His full name in Vedic texts is Bharadvaja Barhaspatya, the last name referring to his father and Vedic sage Brihaspati. His mother was Utathya. He is one of the seven rishis mentioned four times in the Rigveda as well as in the Shatapatha Brahmana, thereafter revered in the Mahabharata and the Puranas. In later Puranic legends, he is stated to be the son of Vedic sage Arti. "An episode found in the Kaataka portion of the Taittiriya sakha of Yajur Veda would be of interest: Bharadwaja was so much concentrating in studying the vedas that even as the life was coming to an end he was still continuing with his studies. Indra, the Lord appeared before him and reminded him that it was almost the end of his life. He told Bharadwaj, “Bharadwaja!! If I give you another human life what would you like to do?” Back came the reply, “I will study the Vedas further”. Upon that, the Lord asked him to look at the three huge mountains the Lord created and took out from each one of them a handful of earth and placed them before Bharadwaja and said, “These mountains represent the three vedas and the three handfuls of dirt in front of you represent the vedas you have studied so far. You see the vedas are innumerable and infinite (ananta vai vedaH) and any number of births would not be sufficient to exhaust all the vedas. You try to understand the essence of the vedas, the source of all the Universe, the Brahman.” And Bharadwaja became a greatspiritual teacher of the vedas. Again many families carry the Bharadwaja name" (from Srivatsa Ramaswami's Dec 2012 newsletter). He was a dedicated learner, no wonder that Indra choose him to pass on the knowledge in the ancient Hindu medical treatise Charaka Samhita, after pleading that "poor health was disrupting the ability of human beings from pursuing their spiritual journey". Indra provides both the method and specifics of medical knowledge. The word Bharadvaja is a compound Sanskrit from "bhara(d) and vaja(m)", which together mean "bringing about nourishment" and if we consider that he is the “founder” of Ayurveda his name is speaking a lot. Bharadvajrasana is a twisting posture with all its numerous benefits to nourish the body and on a subtle level:

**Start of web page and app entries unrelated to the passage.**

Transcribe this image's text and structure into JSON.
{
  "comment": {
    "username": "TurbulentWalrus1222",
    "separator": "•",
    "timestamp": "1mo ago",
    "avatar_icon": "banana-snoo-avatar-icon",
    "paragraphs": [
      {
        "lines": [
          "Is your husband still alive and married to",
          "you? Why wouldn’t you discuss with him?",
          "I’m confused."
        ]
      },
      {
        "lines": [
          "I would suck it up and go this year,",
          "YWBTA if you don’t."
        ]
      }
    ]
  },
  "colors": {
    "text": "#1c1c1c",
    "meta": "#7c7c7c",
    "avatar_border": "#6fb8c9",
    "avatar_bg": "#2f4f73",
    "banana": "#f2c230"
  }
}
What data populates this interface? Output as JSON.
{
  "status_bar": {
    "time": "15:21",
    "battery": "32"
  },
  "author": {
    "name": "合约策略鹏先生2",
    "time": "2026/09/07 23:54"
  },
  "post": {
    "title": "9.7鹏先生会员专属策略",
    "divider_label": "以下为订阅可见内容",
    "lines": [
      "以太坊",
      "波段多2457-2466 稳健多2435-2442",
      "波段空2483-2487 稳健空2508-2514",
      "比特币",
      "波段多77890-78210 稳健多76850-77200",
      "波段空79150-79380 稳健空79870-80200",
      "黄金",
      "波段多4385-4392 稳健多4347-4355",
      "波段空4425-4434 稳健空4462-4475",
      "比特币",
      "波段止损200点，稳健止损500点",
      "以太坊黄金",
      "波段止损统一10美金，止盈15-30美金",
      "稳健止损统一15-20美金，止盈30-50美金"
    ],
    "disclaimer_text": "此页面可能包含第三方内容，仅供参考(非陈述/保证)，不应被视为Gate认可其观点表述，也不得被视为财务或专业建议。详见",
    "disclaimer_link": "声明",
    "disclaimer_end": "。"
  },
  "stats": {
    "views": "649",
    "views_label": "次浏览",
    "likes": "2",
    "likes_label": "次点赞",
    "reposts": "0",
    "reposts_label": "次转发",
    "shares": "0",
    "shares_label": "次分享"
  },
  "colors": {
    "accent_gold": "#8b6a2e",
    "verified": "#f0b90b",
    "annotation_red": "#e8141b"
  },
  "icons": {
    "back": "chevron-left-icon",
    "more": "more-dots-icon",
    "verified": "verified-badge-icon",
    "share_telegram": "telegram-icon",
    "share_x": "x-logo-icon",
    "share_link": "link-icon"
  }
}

by effecting Samana Vata: helps generating inner flexibility and the spirit of discernment, mastering the art of finding balance.
by effecting Pachaka Pitta: facilitates proper mental assimilation, mastering the fine art of discrimination.
by effecting Kledaka Kapha: helps creating the ability of assimilating emotions before effusing them, mastering the art of fluidity.
Bharadvajra teaches us to nourish the body and educate the mind, but doing so without getting too much lost in the details, which would lead to discouragement.